Nagy started showing the Tribe just what he was made of during his official rookie year in 1991. He won 10 games as a rookie for an Indians team that only won 57, giving Nagy a win in almost one fifth of the team’s victories that season. For his efforts, Nagy finished eighth in the American League Rookie of the Year voting.
If this is not rock bottom, it is scary to think what could lie ahead for the Cleveland Indians with 65 more games left on the docket for the 2015 season.
A month ago, it looked as though the Indians (45-52) had reached their lowest point when they went into Baltimore and were swept by the Orioles. At the time, the three game skid, capped by a pair of shutouts to conclude the series, pushed an extended run of bad play to seven losses in a nine-game span. They then spun a five-game winning streak on the road against Tampa Bay and Pittsburgh to gain four games on the division leader, but since have played inconsistent baseball to put it in an extremely family friendly context.
Outfielder Jerry Sands is quietly having one of the best seasons in the Indians organization.

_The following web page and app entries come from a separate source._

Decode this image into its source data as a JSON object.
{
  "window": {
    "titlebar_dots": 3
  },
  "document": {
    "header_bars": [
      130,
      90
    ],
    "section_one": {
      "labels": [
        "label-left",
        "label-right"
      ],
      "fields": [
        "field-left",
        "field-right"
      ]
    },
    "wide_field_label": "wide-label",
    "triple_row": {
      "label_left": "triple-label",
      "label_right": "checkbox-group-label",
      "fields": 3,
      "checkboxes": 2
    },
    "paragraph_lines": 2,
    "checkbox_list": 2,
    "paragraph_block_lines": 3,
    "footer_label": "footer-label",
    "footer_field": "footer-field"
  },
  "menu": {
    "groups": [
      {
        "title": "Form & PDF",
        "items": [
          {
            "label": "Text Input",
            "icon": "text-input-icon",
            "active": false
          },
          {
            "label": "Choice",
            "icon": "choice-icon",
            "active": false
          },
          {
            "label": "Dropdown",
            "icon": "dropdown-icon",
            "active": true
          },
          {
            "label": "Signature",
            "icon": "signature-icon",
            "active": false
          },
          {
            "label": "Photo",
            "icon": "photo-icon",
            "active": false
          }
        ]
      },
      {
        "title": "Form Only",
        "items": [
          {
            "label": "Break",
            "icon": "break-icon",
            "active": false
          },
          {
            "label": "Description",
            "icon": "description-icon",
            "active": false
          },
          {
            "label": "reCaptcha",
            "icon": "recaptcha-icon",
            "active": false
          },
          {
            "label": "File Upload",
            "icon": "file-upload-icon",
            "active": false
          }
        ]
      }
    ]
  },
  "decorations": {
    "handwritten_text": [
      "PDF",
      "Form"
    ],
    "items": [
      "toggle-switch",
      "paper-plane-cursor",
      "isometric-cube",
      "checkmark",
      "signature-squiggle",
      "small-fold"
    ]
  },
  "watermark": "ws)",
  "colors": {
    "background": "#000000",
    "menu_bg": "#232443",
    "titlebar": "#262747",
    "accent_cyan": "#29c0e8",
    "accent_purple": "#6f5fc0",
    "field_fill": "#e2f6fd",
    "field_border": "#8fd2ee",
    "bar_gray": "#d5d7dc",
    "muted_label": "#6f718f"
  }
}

How is he doing it? Hard work, consistency, and sweet potatoes?
Sands grew up in Smithfield, North Carolina, a small town in Johnston County, which is the #1 producer of sweet potatoes in the United States. Each spring, the community puts on the Ham & Yam Festival, a celebration of the best ham and yams in the area.
“I think I went just a few times when I was younger,” Sands said with a laugh. “They shut down a small section of one of the streets in Smithfield and had vendors from everywhere. Live music and different things. It was a good time and is definitely a big thing around there.”
It’s a long season, but the message sure seems to have changed in just 48 hours.
Friday afternoon Indians General Manager Chris Antonetti met with the media to discuss the team and their direction as the non-waiver trade deadline approaches on July 31. Antonetti remained confident in the roster, yet disappointed in the result, and a believer in what the organization has built. Antonetti even went so far as to compare this team to the Kansas City Royals of a season ago, that got hot in late July and rode it all the way to Game 7 of the World Series.